Depending on who you ask, the A-F letter grading system is either a great way to hold schools accountable or a way for the state to penalize inner city schools. The standardized test used to give the grades, the ISTEP, is almost universally believed to be a flawed test. Either way, Indiana will be dealing with both a little while longer.
Indiana’s much maligned rating system and state test will be in use for at least another year or two.
Indiana’s opposition to the A-F letter grade system for schools goes back years. People on both sides of the aisle have voiced opposition to the system. Some say the grading system isn’t fair. Others say the system favors certain types of schools over others.
Both the current and previous superintendent campaigned on ending or scaling back the system and it looked like that was finally going to come to fruition. However, the State Board of Education is now going to hold off on changes for another year. Originally, the board wanted a new system in place for the 2018-19 school year. Now they are planning to wait until the 2019-20 school year.

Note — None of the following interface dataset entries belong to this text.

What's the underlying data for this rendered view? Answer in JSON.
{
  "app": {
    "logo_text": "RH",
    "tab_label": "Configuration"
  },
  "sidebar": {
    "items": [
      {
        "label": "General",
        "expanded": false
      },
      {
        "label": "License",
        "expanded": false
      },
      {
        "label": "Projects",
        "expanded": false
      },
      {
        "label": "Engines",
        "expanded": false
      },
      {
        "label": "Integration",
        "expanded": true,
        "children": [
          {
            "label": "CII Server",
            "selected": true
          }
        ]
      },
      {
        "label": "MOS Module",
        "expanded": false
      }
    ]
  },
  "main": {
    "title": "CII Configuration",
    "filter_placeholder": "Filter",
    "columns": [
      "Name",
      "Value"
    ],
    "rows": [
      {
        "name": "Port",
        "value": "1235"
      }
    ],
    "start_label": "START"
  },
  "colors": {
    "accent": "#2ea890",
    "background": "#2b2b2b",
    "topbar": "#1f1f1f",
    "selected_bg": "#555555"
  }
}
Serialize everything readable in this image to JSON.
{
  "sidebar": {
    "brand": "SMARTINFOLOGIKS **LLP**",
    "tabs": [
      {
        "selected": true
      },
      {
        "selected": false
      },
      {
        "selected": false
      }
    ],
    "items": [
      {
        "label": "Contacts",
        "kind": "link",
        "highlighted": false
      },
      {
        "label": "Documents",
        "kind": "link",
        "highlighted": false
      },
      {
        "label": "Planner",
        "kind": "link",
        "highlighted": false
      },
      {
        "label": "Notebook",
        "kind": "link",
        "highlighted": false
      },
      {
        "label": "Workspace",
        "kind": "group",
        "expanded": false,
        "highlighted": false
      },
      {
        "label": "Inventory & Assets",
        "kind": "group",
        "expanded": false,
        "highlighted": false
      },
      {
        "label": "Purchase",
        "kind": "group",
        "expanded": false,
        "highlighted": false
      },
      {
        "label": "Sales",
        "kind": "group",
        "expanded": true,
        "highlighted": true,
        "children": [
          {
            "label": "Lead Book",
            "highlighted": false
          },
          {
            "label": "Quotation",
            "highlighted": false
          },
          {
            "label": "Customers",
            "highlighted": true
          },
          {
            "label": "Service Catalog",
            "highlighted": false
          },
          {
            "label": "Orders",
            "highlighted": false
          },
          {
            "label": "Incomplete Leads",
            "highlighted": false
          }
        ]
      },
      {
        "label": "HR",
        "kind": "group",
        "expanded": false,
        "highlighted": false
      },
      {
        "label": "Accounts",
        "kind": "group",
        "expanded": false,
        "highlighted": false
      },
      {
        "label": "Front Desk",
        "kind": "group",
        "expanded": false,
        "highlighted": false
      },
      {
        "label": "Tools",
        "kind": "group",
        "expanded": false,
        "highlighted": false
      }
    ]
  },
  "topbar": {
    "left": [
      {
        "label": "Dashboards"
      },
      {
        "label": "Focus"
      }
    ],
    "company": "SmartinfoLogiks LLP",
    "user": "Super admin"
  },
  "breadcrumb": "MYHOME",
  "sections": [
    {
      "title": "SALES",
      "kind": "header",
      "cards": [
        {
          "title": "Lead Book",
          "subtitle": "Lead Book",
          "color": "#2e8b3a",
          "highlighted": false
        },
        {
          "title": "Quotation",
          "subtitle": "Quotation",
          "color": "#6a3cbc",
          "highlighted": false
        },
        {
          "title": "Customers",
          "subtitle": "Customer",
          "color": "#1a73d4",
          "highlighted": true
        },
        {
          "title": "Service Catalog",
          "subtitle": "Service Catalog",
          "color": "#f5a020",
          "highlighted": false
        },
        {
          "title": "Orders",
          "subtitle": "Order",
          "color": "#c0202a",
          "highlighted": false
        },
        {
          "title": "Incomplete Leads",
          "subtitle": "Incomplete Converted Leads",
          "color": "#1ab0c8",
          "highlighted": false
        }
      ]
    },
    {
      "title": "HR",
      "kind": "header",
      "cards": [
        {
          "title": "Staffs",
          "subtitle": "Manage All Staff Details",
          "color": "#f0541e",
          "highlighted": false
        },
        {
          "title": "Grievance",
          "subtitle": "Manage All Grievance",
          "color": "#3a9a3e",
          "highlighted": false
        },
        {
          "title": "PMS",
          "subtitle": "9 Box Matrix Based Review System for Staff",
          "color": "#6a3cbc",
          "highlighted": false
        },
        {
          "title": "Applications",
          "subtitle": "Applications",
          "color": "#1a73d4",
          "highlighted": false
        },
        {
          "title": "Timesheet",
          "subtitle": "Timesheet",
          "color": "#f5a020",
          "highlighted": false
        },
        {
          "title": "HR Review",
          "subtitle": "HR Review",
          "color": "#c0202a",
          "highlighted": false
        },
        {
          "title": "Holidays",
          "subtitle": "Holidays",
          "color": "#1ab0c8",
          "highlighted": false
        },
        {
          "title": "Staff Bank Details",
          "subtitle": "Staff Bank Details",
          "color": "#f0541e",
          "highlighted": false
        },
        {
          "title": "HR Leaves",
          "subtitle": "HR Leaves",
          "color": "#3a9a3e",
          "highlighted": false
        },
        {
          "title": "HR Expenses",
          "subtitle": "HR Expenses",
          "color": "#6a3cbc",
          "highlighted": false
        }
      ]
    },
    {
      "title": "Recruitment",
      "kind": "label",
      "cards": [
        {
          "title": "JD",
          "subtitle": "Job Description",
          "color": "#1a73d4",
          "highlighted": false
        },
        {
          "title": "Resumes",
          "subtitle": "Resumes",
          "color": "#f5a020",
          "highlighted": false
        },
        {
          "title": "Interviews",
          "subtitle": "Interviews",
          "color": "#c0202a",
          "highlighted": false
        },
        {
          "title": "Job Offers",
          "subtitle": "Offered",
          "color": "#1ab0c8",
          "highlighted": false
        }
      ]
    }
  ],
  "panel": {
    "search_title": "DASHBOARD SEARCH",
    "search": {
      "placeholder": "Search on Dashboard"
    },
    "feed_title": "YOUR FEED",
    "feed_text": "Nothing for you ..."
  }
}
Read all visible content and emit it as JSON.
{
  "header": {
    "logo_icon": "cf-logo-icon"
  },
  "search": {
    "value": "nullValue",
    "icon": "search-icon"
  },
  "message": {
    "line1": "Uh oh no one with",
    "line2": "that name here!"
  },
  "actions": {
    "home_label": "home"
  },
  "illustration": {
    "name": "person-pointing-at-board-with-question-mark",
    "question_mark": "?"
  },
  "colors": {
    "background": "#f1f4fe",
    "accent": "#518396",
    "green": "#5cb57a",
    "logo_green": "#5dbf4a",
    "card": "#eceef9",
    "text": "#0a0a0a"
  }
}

Historically the A-F grade a school received was based entirely, or in part on their ISTEP scores. ISTEP has faced criticism for its length and the amount of time it takes for schools to receive the results. Due to its unpopularity, Indiana was planning to move away from the ISTEP. While they have started replacing the test at the lower levels, high schoolers, particularly 10th graders will have to wait a while.
The ultimate plan appears to be using a national college entrance exam like the SAT to test juniors. That is not expected to happen until 2022. Which means sophomores will still take the ISTEP for two more years. Superintendent Jennifer McCormick says using the ISTEP is more practical than creating a brand-new exam for only two years.
So, after all the complaints and promises, it looks like Hoosiers are going to have to wait a little bit longer to be rid of ISTEP and the grading system based off of it. These decisions obviously take time and shouldn’t be rushed, but the citizens of Indiana have been waiting long enough. It shouldn’t take this long to do make a change that almost everyone agrees we should do. Hopefully, the changes come soon because not having an agreed upon, universal way to assess students or school quality is more than just the mild inconvenience the board is making it out to be… particularly for students and families.